Nathaniel Hall is HIV positive. He was diagnosed two weeks after his 17th birthday, following his first sexual encounter. It took him 14 years to tell his mum. And yet, barely a year later, Nathaniel Hall stands in front of a packed audience at Waterside to tell his story. And it is delightful and devastating in equal measure.
First Time is (unexpectedly, given the subject matter) hilarious. From the outset, Hall establishes a real rapport with the audience and brilliantly conveys the sense of a young, bright 16 year old, coming to terms with his sexuality, full of hope and enjoying life.
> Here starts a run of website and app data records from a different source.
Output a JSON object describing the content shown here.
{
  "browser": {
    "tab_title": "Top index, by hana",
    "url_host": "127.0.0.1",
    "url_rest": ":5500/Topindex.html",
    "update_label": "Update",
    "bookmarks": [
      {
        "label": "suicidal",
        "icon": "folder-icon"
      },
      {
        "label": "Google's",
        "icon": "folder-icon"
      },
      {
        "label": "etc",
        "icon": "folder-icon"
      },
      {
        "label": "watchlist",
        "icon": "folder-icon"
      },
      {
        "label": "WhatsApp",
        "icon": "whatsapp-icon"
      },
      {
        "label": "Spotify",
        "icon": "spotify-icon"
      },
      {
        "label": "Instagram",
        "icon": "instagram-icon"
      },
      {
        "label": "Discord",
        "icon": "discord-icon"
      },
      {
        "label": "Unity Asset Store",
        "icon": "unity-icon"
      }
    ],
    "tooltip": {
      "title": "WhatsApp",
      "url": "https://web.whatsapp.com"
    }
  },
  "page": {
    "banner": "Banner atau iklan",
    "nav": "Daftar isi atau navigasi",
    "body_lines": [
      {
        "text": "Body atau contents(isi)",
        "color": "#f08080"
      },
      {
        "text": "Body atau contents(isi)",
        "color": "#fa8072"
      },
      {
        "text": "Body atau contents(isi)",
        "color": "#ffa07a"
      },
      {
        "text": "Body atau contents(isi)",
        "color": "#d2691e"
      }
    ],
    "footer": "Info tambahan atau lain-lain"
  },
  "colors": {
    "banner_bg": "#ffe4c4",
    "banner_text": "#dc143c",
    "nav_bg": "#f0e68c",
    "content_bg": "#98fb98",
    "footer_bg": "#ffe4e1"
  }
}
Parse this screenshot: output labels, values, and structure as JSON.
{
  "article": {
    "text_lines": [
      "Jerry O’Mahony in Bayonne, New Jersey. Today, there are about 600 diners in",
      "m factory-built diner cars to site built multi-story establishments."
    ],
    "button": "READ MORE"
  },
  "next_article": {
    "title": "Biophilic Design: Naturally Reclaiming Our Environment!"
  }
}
We ‘get’ how intoxicating it was, back in 2003, to meet ‘a real out and proud gay man’, to feel desired by him (especially when he was ‘the spit of Will Young’!) and to luxuriate in the intimacy of that first sexual relationship.
This upbeat mood is, of course, all changed by the diagnosis of HIV. And what is especially impressive about First Time as a piece of theatre is how effectively the shift of tone and pace is managed. Clever sound design perfectly conveys the impact of the moment in which he received the test results: a cacophony of distorted, echoey words swirls around the theatre while a screeching, high-pitched whistle seems to pierce your very soul. And then, it stops. And the bouncy, jovial, colourful young man is replaced by a solemn adult, standing motionless before us at a microphone, reading, without emotion or expression, a long list of what followed that diagnosis. A harsh white spotlight casts shadows on his face and accentuates his pallor. The boy has become the man, unnaturally and tragically, and in an instant.
Hall’s journey over the following decade takes us through treatment, drugs (medicinal and ‘recreational’) to the Positively Speaking programme and George’s House Trust. Described in this way it sounds as though the journey was a linear one – from despair to recovery. Not so. The complexity of the process and the fragility of the gains made are brilliantly displayed. In one of the most memorable moments in the show, Hall stands on a box in his dressing gown, gorging on ‘sweets’. Will Young croons accompaniment, and Hall, with his mouth and cheeks bulging with ‘confectionery’ and his face covered in white powder, tries to sing along. It is an excruciatingly vivid portrait of desperation and denial. Hall (supported by director Chris Hoyle) has a sense of theatricality which ensures that the audience feels the full emotional impact of that story.
Talking of which, I should confess that I’ve struggled to write this review – not because of any ambivalence about the show (far from it) but rather because I’ve had to stop at various points and just let the tears flow. They are tears for that 17 year old’s loss of hope. For the betrayal he suffered at the hands of someone who should have known better (and probably did). For the physical and mental anguish as he struggled with the treatment and the fear and the shame. They are tears of rage for the injustice of all of that. But most of all, they are tears of raw admiration for this man who has somehow found the strength and creativity and sheer generosity of spirit to turn the suffering into something extraordinary: a thoroughly entertaining and engaging piece of theatre which is genuinely inspiring – a true statement of hope. I absolutely loved it, was deeply moved by it, and will remember it. What more could you ask?